◆ **Exercise input**:
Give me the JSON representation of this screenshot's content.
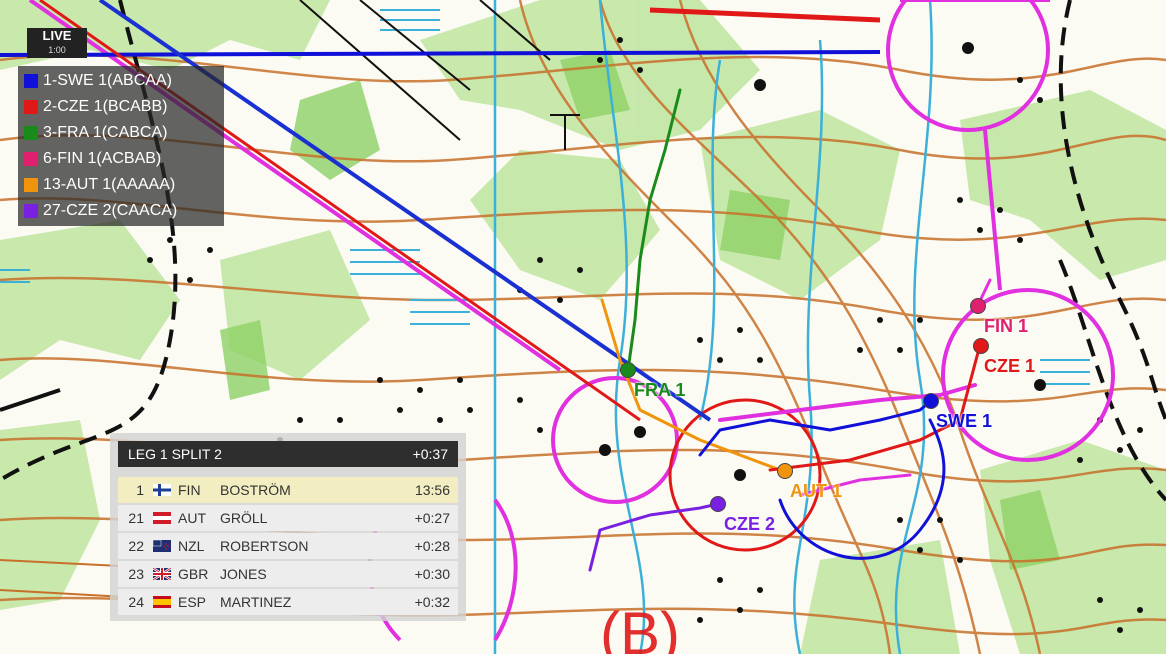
{
  "live": {
    "label": "LIVE",
    "clock": "1:00"
  },
  "legend": [
    {
      "label": "1-SWE 1(ABCAA)",
      "color": "#1010d8"
    },
    {
      "label": "2-CZE 1(BCABB)",
      "color": "#e01818"
    },
    {
      "label": "3-FRA 1(CABCA)",
      "color": "#1a8a1a"
    },
    {
      "label": "6-FIN 1(ACBAB)",
      "color": "#e0206e"
    },
    {
      "label": "13-AUT 1(AAAAA)",
      "color": "#f0940c"
    },
    {
      "label": "27-CZE 2(CAACA)",
      "color": "#7a20e0"
    }
  ],
  "splits": {
    "title": "LEG 1 SPLIT 2",
    "title_time": "+0:37",
    "rows": [
      {
        "rank": "1",
        "country": "FIN",
        "name": "BOSTRÖM",
        "time": "13:56",
        "flag": "fin-flag-icon"
      },
      {
        "rank": "21",
        "country": "AUT",
        "name": "GRÖLL",
        "time": "+0:27",
        "flag": "aut-flag-icon"
      },
      {
        "rank": "22",
        "country": "NZL",
        "name": "ROBERTSON",
        "time": "+0:28",
        "flag": "nzl-flag-icon"
      },
      {
        "rank": "23",
        "country": "GBR",
        "name": "JONES",
        "time": "+0:30",
        "flag": "gbr-flag-icon"
      },
      {
        "rank": "24",
        "country": "ESP",
        "name": "MARTINEZ",
        "time": "+0:32",
        "flag": "esp-flag-icon"
      }
    ]
  },
  "runners": [
    {
      "label": "FIN 1",
      "color": "#e0206e"
    },
    {
      "label": "CZE 1",
      "color": "#e01818"
    },
    {
      "label": "SWE 1",
      "color": "#1010d8"
    },
    {
      "label": "FRA 1",
      "color": "#1a8a1a"
    },
    {
      "label": "AUT 1",
      "color": "#f0940c"
    },
    {
      "label": "CZE 2",
      "color": "#7a20e0"
    }
  ]
}
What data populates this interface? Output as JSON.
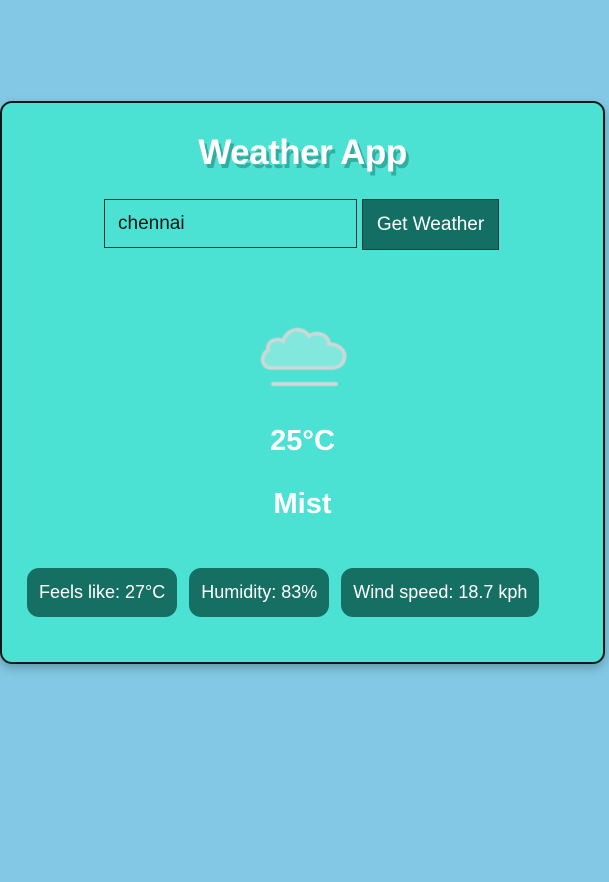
{
  "app": {
    "title": "Weather App"
  },
  "search": {
    "value": "chennai",
    "button_label": "Get Weather"
  },
  "weather": {
    "icon": "mist-icon",
    "temperature": "25°C",
    "condition": "Mist"
  },
  "details": [
    {
      "label": "Feels like: 27°C"
    },
    {
      "label": "Humidity: 83%"
    },
    {
      "label": "Wind speed: 18.7 kph"
    }
  ],
  "colors": {
    "page_background": "#83c9e5",
    "card_background": "#4be1d3",
    "accent_dark": "#136f63",
    "text": "#ffffff"
  }
}
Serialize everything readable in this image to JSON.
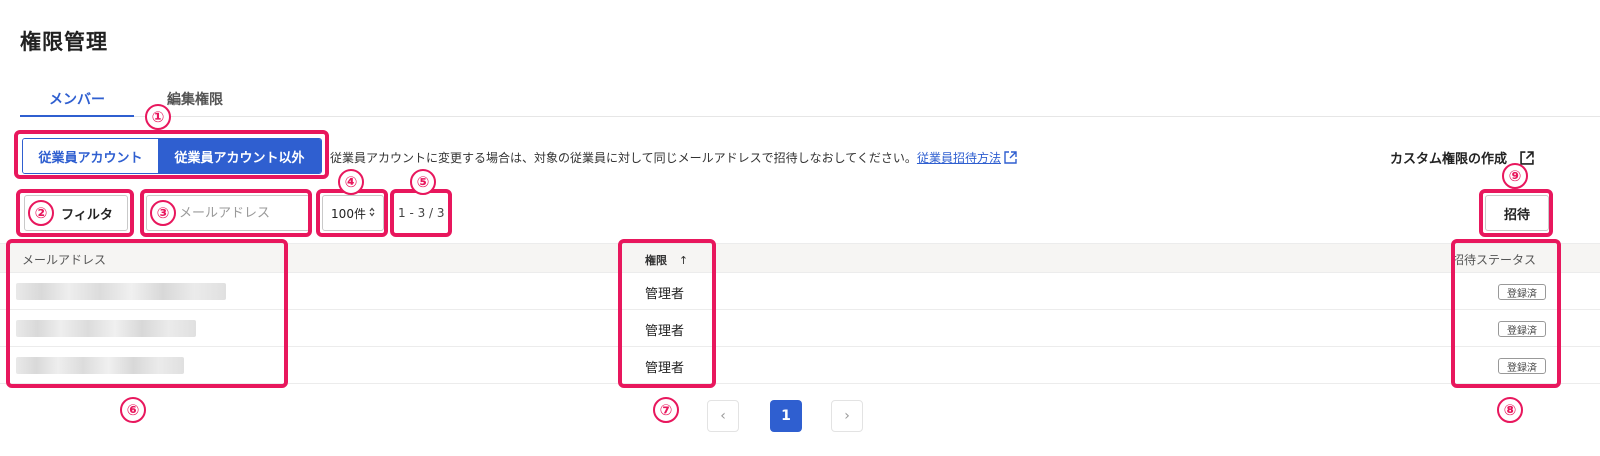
{
  "page_title": "権限管理",
  "tabs": [
    {
      "label": "メンバー",
      "active": true
    },
    {
      "label": "編集権限",
      "active": false
    }
  ],
  "account_toggle": {
    "options": [
      "従業員アカウント",
      "従業員アカウント以外"
    ],
    "selected": "従業員アカウント以外"
  },
  "notice": {
    "text": "従業員アカウントに変更する場合は、対象の従業員に対して同じメールアドレスで招待しなおしてください。",
    "link": "従業員招待方法"
  },
  "custom_permission_link": "カスタム権限の作成",
  "toolbar": {
    "filter_label": "フィルタ",
    "search_placeholder": "メールアドレス",
    "per_page": "100件",
    "range": "1 - 3 / 3",
    "invite_label": "招待"
  },
  "table": {
    "columns": [
      "メールアドレス",
      "権限",
      "招待ステータス"
    ],
    "sort_indicator": "↑",
    "rows": [
      {
        "email": "",
        "role": "管理者",
        "status": "登録済"
      },
      {
        "email": "",
        "role": "管理者",
        "status": "登録済"
      },
      {
        "email": "",
        "role": "管理者",
        "status": "登録済"
      }
    ]
  },
  "pagination": {
    "prev": "‹",
    "current": "1",
    "next": "›"
  },
  "annotations": [
    "①",
    "②",
    "③",
    "④",
    "⑤",
    "⑥",
    "⑦",
    "⑧",
    "⑨"
  ],
  "colors": {
    "accent": "#2f5fd0",
    "callout": "#e8175d"
  }
}
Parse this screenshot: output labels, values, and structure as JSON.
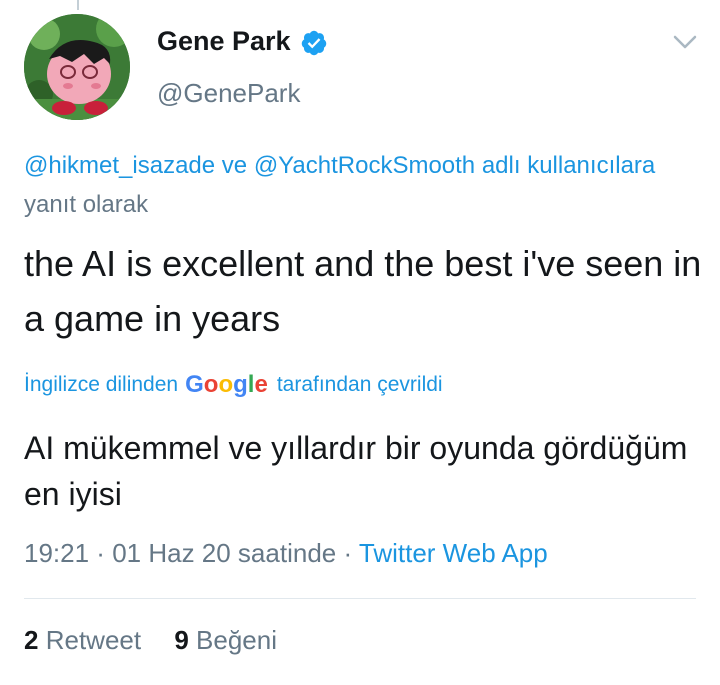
{
  "tweet": {
    "author": {
      "name": "Gene Park",
      "handle": "@GenePark",
      "verified": true
    },
    "reply_context": {
      "mention_1": "@hikmet_isazade",
      "connector": " ve ",
      "mention_2": "@YachtRockSmooth",
      "suffix_link": " adlı kullanıcılara",
      "suffix_text": " yanıt olarak"
    },
    "text": "the AI is excellent and the best i've seen in a game in years",
    "translation": {
      "prefix": "İngilizce dilinden",
      "provider": "Google",
      "suffix": "tarafından çevrildi",
      "text": "AI mükemmel ve yıllardır bir oyunda gördüğüm en iyisi"
    },
    "meta": {
      "time": "19:21",
      "date": "01 Haz 20 saatinde",
      "separator": " · ",
      "app": "Twitter Web App"
    },
    "stats": {
      "retweets_count": "2",
      "retweets_label": "Retweet",
      "likes_count": "9",
      "likes_label": "Beğeni"
    }
  },
  "colors": {
    "link": "#1b95e0",
    "secondary_text": "#657786",
    "primary_text": "#14171a",
    "verified_badge": "#1da1f2",
    "divider": "#e1e8ed"
  },
  "icons": {
    "verified": "verified-badge-icon",
    "caret": "chevron-down-icon"
  }
}
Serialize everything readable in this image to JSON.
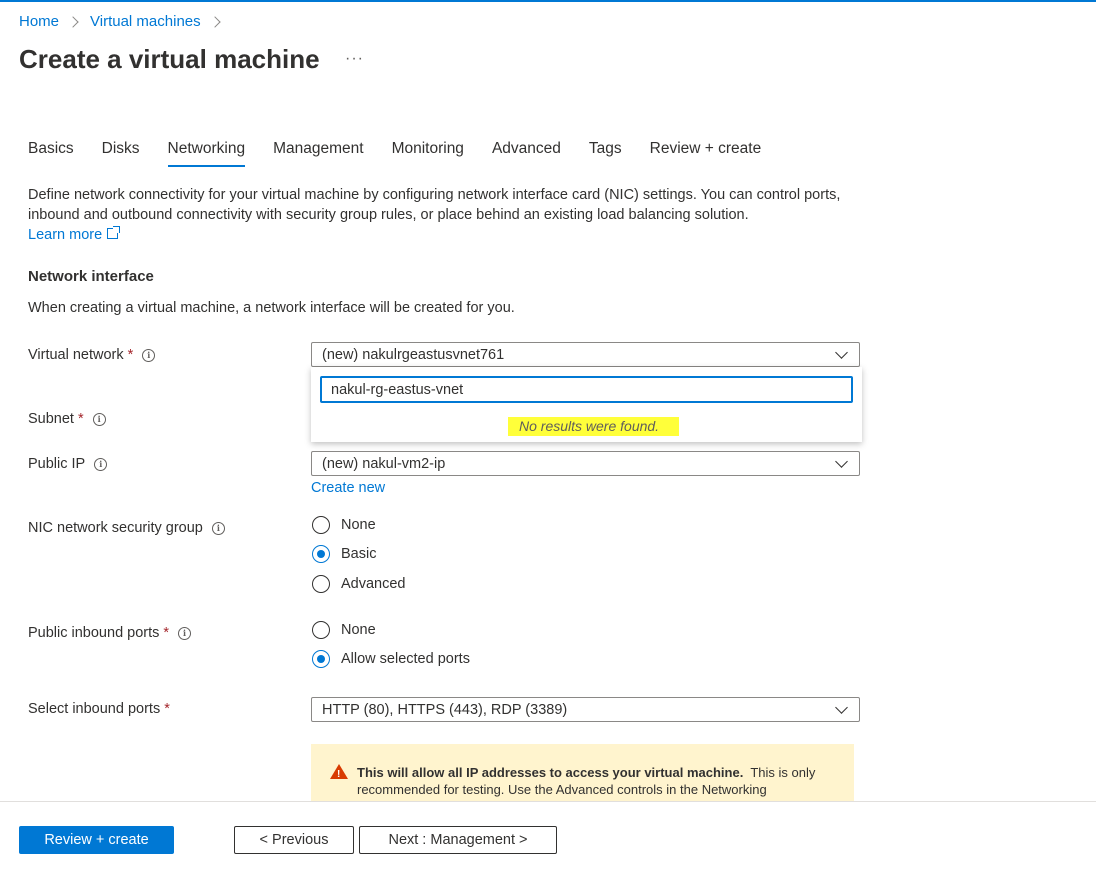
{
  "breadcrumb": {
    "home": "Home",
    "vms": "Virtual machines"
  },
  "page": {
    "title": "Create a virtual machine",
    "more": "···"
  },
  "tabs": [
    "Basics",
    "Disks",
    "Networking",
    "Management",
    "Monitoring",
    "Advanced",
    "Tags",
    "Review + create"
  ],
  "intro": {
    "text": "Define network connectivity for your virtual machine by configuring network interface card (NIC) settings. You can control ports, inbound and outbound connectivity with security group rules, or place behind an existing load balancing solution.",
    "learn_more": "Learn more"
  },
  "network_interface": {
    "heading": "Network interface",
    "subtext": "When creating a virtual machine, a network interface will be created for you."
  },
  "fields": {
    "virtual_network": {
      "label": "Virtual network",
      "value": "(new) nakulrgeastusvnet761"
    },
    "subnet": {
      "label": "Subnet"
    },
    "public_ip": {
      "label": "Public IP",
      "value": "(new) nakul-vm2-ip",
      "create_new": "Create new"
    },
    "nic_nsg": {
      "label": "NIC network security group",
      "options": [
        "None",
        "Basic",
        "Advanced"
      ],
      "selected": "Basic"
    },
    "public_inbound": {
      "label": "Public inbound ports",
      "options": [
        "None",
        "Allow selected ports"
      ],
      "selected": "Allow selected ports"
    },
    "select_inbound": {
      "label": "Select inbound ports",
      "value": "HTTP (80), HTTPS (443), RDP (3389)"
    }
  },
  "required_mark": "*",
  "vnet_popup": {
    "search_value": "nakul-rg-eastus-vnet",
    "no_results": "No results were found."
  },
  "warning": {
    "bold": "This will allow all IP addresses to access your virtual machine.",
    "text": "This is only recommended for testing.  Use the Advanced controls in the Networking"
  },
  "footer": {
    "review_create": "Review + create",
    "previous": "< Previous",
    "next": "Next : Management >"
  },
  "colors": {
    "accent": "#0078d4",
    "highlight": "#ffff3a",
    "warning_bg": "#fff4ce",
    "required": "#a4262c"
  }
}
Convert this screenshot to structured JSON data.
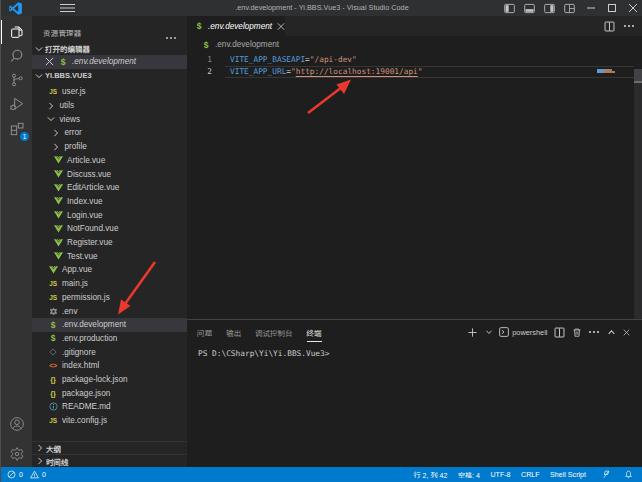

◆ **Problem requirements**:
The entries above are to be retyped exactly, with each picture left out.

◆ **Task result**:
Give me the JSON representation of this screenshot's content.
{
  "live": {
    "label": "LIVE",
    "clock": "1:00"
  },
  "legend": [
    {
      "label": "1-SWE 1(ABCAA)",
      "color": "#1010d8"
    },
    {
      "label": "2-CZE 1(BCABB)",
      "color": "#e01818"
    },
    {
      "label": "3-FRA 1(CABCA)",
      "color": "#1a8a1a"
    },
    {
      "label": "6-FIN 1(ACBAB)",
      "color": "#e0206e"
    },
    {
      "label": "13-AUT 1(AAAAA)",
      "color": "#f0940c"
    },
    {
      "label": "27-CZE 2(CAACA)",
      "color": "#7a20e0"
    }
  ],
  "splits": {
    "title": "LEG 1 SPLIT 2",
    "title_time": "+0:37",
    "rows": [
      {
        "rank": "1",
        "country": "FIN",
        "name": "BOSTRÖM",
        "time": "13:56",
        "flag": "fin-flag-icon"
      },
      {
        "rank": "21",
        "country": "AUT",
        "name": "GRÖLL",
        "time": "+0:27",
        "flag": "aut-flag-icon"
      },
      {
        "rank": "22",
        "country": "NZL",
        "name": "ROBERTSON",
        "time": "+0:28",
        "flag": "nzl-flag-icon"
      },
      {
        "rank": "23",
        "country": "GBR",
        "name": "JONES",
        "time": "+0:30",
        "flag": "gbr-flag-icon"
      },
      {
        "rank": "24",
        "country": "ESP",
        "name": "MARTINEZ",
        "time": "+0:32",
        "flag": "esp-flag-icon"
      }
    ]
  },
  "runners": [
    {
      "label": "FIN 1",
      "color": "#e0206e"
    },
    {
      "label": "CZE 1",
      "color": "#e01818"
    },
    {
      "label": "SWE 1",
      "color": "#1010d8"
    },
    {
      "label": "FRA 1",
      "color": "#1a8a1a"
    },
    {
      "label": "AUT 1",
      "color": "#f0940c"
    },
    {
      "label": "CZE 2",
      "color": "#7a20e0"
    }
  ]
}
What data populates this interface? Output as JSON.
{
  "app": {
    "title": "Weather App"
  },
  "search": {
    "value": "chennai",
    "button_label": "Get Weather"
  },
  "weather": {
    "icon": "mist-icon",
    "temperature": "25°C",
    "condition": "Mist"
  },
  "details": [
    {
      "label": "Feels like: 27°C"
    },
    {
      "label": "Humidity: 83%"
    },
    {
      "label": "Wind speed: 18.7 kph"
    }
  ],
  "colors": {
    "page_background": "#83c9e5",
    "card_background": "#4be1d3",
    "accent_dark": "#136f63",
    "text": "#ffffff"
  }
}
Serialize everything readable in this image to JSON.
{
  "page_title": "権限管理",
  "tabs": [
    {
      "label": "メンバー",
      "active": true
    },
    {
      "label": "編集権限",
      "active": false
    }
  ],
  "account_toggle": {
    "options": [
      "従業員アカウント",
      "従業員アカウント以外"
    ],
    "selected": "従業員アカウント以外"
  },
  "notice": {
    "text": "従業員アカウントに変更する場合は、対象の従業員に対して同じメールアドレスで招待しなおしてください。",
    "link": "従業員招待方法"
  },
  "custom_permission_link": "カスタム権限の作成",
  "toolbar": {
    "filter_label": "フィルタ",
    "search_placeholder": "メールアドレス",
    "per_page": "100件",
    "range": "1 - 3 / 3",
    "invite_label": "招待"
  },
  "table": {
    "columns": [
      "メールアドレス",
      "権限",
      "招待ステータス"
    ],
    "sort_indicator": "↑",
    "rows": [
      {
        "email": "",
        "role": "管理者",
        "status": "登録済"
      },
      {
        "email": "",
        "role": "管理者",
        "status": "登録済"
      },
      {
        "email": "",
        "role": "管理者",
        "status": "登録済"
      }
    ]
  },
  "pagination": {
    "prev": "‹",
    "current": "1",
    "next": "›"
  },
  "annotations": [
    "①",
    "②",
    "③",
    "④",
    "⑤",
    "⑥",
    "⑦",
    "⑧",
    "⑨"
  ],
  "colors": {
    "accent": "#2f5fd0",
    "callout": "#e8175d"
  }
}
Parse this screenshot: output labels, values, and structure as JSON.
{
  "tweet": {
    "author": {
      "name": "Gene Park",
      "handle": "@GenePark",
      "verified": true
    },
    "reply_context": {
      "mention_1": "@hikmet_isazade",
      "connector": " ve ",
      "mention_2": "@YachtRockSmooth",
      "suffix_link": " adlı kullanıcılara",
      "suffix_text": " yanıt olarak"
    },
    "text": "the AI is excellent and the best i've seen in a game in years",
    "translation": {
      "prefix": "İngilizce dilinden",
      "provider": "Google",
      "suffix": "tarafından çevrildi",
      "text": "AI mükemmel ve yıllardır bir oyunda gördüğüm en iyisi"
    },
    "meta": {
      "time": "19:21",
      "date": "01 Haz 20 saatinde",
      "separator": " · ",
      "app": "Twitter Web App"
    },
    "stats": {
      "retweets_count": "2",
      "retweets_label": "Retweet",
      "likes_count": "9",
      "likes_label": "Beğeni"
    }
  },
  "colors": {
    "link": "#1b95e0",
    "secondary_text": "#657786",
    "primary_text": "#14171a",
    "verified_badge": "#1da1f2",
    "divider": "#e1e8ed"
  },
  "icons": {
    "verified": "verified-badge-icon",
    "caret": "chevron-down-icon"
  }
}
Serialize everything readable in this image to JSON.
{
  "breadcrumb": {
    "home": "Home",
    "vms": "Virtual machines"
  },
  "page": {
    "title": "Create a virtual machine",
    "more": "···"
  },
  "tabs": [
    "Basics",
    "Disks",
    "Networking",
    "Management",
    "Monitoring",
    "Advanced",
    "Tags",
    "Review + create"
  ],
  "intro": {
    "text": "Define network connectivity for your virtual machine by configuring network interface card (NIC) settings. You can control ports, inbound and outbound connectivity with security group rules, or place behind an existing load balancing solution.",
    "learn_more": "Learn more"
  },
  "network_interface": {
    "heading": "Network interface",
    "subtext": "When creating a virtual machine, a network interface will be created for you."
  },
  "fields": {
    "virtual_network": {
      "label": "Virtual network",
      "value": "(new) nakulrgeastusvnet761"
    },
    "subnet": {
      "label": "Subnet"
    },
    "public_ip": {
      "label": "Public IP",
      "value": "(new) nakul-vm2-ip",
      "create_new": "Create new"
    },
    "nic_nsg": {
      "label": "NIC network security group",
      "options": [
        "None",
        "Basic",
        "Advanced"
      ],
      "selected": "Basic"
    },
    "public_inbound": {
      "label": "Public inbound ports",
      "options": [
        "None",
        "Allow selected ports"
      ],
      "selected": "Allow selected ports"
    },
    "select_inbound": {
      "label": "Select inbound ports",
      "value": "HTTP (80), HTTPS (443), RDP (3389)"
    }
  },
  "required_mark": "*",
  "vnet_popup": {
    "search_value": "nakul-rg-eastus-vnet",
    "no_results": "No results were found."
  },
  "warning": {
    "bold": "This will allow all IP addresses to access your virtual machine.",
    "text": "This is only recommended for testing.  Use the Advanced controls in the Networking"
  },
  "footer": {
    "review_create": "Review + create",
    "previous": "< Previous",
    "next": "Next : Management >"
  },
  "colors": {
    "accent": "#0078d4",
    "highlight": "#ffff3a",
    "warning_bg": "#fff4ce",
    "required": "#a4262c"
  }
}
Convert this screenshot to structured JSON data.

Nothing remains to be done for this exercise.